It is hoped the advance may help countries suffering from climate change issues and help plants to better access water.
Plants growing in natural ecosystems live alongside a multitude of microorganisms, such as bacteria and fungi, known as the microbiota.
Some of the microbes help plant growth and others can have a detrimental effect and the researchers say a balance among them is essential to guarantee plant health.
Now a team of plant scientists from the University of Nottingham have found that the plant microbiota, which regulates root architecture, can be adapted to allow plants to change their roots to enable them to better take up water and nutrients from the soil in changing environments.
The discovery could help increase food production in eroded, and nutrient-poor soils, where plant performance relies on root function.
“Identifying this alternative microbiota-driven mechanism will allow us to optimise the shape of the root system, using microbial-based approaches, to increase its capacity for water and mineral nutrients uptake, plant anchorage, and also interaction with beneficial soil microbiota in response to climate change,” said Mathieu Gonin, research fellow from the School of Biosciences at the University of Nottingham.
He said the results published in the Proceedings of the National Academy of Science are of “great relevance”.
“Our discoveries expose a new alternative mechanism of root branching regulation, driven by the plant microbiota, which is of great relevance for root branching plasticity in natural ecosystems when microbes are omnipresent,” Mr Gonin said.
“Our findings significantly advance our knowledge on how plants integrate microbial function into mechanisms of root branching into a broad evolutionary context. Our discovery could guide future microbial-based solutions to increase food production in eroded, nutrient-poor and compacted soils, where plant performance relies on root function.”

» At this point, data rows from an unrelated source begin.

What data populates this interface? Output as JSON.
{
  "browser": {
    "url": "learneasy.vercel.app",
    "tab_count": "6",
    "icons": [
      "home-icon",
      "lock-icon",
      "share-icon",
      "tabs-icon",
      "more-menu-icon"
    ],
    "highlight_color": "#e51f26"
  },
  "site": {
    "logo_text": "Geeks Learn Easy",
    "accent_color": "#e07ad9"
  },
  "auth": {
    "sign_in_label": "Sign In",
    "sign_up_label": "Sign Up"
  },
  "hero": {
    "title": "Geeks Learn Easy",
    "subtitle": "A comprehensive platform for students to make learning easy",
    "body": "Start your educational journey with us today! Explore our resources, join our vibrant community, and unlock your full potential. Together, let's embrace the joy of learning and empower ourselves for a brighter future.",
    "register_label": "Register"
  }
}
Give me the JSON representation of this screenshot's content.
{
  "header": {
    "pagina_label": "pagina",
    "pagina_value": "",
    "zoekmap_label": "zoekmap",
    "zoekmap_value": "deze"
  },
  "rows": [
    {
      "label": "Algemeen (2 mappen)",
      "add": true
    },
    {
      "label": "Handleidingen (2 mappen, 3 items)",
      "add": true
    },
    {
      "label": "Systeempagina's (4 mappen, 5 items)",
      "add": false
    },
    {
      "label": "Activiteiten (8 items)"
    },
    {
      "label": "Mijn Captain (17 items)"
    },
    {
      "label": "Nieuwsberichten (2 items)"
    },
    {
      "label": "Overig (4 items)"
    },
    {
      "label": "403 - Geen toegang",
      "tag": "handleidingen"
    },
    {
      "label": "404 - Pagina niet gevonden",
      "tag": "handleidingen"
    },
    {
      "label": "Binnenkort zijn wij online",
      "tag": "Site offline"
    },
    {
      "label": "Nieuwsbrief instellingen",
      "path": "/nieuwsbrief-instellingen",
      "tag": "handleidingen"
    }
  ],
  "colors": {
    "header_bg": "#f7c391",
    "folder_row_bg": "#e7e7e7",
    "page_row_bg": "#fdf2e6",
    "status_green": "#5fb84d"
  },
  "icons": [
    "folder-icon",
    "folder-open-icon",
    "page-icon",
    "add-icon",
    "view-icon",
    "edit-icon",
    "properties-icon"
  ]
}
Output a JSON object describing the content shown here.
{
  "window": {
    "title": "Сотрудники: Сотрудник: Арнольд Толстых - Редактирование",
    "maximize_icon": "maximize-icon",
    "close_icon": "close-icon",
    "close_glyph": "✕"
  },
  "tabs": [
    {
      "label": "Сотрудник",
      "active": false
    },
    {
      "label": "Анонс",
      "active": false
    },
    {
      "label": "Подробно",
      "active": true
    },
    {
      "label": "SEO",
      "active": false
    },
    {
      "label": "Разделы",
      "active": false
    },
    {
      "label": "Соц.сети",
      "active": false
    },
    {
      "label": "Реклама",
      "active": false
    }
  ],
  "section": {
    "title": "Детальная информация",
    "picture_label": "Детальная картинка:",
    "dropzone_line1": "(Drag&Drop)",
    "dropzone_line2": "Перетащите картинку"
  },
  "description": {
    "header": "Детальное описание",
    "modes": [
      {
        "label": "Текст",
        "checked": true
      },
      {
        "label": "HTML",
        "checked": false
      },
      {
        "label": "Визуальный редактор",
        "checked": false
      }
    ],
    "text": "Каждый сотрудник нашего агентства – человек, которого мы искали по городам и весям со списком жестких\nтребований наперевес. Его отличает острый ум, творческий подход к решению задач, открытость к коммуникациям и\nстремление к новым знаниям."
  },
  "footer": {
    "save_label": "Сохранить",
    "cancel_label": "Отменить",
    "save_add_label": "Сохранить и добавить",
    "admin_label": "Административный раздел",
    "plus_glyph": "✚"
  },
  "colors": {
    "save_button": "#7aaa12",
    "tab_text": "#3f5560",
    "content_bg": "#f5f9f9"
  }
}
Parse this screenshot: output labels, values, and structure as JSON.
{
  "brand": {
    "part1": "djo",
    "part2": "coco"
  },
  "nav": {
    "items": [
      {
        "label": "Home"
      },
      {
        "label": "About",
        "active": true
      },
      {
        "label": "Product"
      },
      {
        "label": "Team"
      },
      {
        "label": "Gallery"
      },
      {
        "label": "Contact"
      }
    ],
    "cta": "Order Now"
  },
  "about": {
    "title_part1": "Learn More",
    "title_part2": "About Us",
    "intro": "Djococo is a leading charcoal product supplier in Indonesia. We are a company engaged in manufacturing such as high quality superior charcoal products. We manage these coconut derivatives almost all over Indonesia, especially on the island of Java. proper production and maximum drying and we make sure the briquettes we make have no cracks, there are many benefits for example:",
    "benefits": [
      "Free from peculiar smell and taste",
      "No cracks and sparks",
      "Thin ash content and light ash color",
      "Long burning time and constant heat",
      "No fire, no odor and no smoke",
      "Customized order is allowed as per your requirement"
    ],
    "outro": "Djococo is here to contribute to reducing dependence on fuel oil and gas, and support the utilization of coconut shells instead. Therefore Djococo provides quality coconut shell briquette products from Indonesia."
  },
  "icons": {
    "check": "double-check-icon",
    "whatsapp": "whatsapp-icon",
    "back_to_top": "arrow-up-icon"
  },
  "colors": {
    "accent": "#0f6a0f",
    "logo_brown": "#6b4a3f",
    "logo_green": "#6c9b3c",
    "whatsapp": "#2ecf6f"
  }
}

Last year the latest Ecological Threat Report from international think tank, the Institute for Economics and Peace, warned that 56 per cent (127 of the 228) of the countries it monitors are facing “catastrophic ecological threats”.
It warned that more than 40 countries are facing severe food insecurity and 768 million people are at risk from catastrophic ecological threats, including 41 million in the Middle East.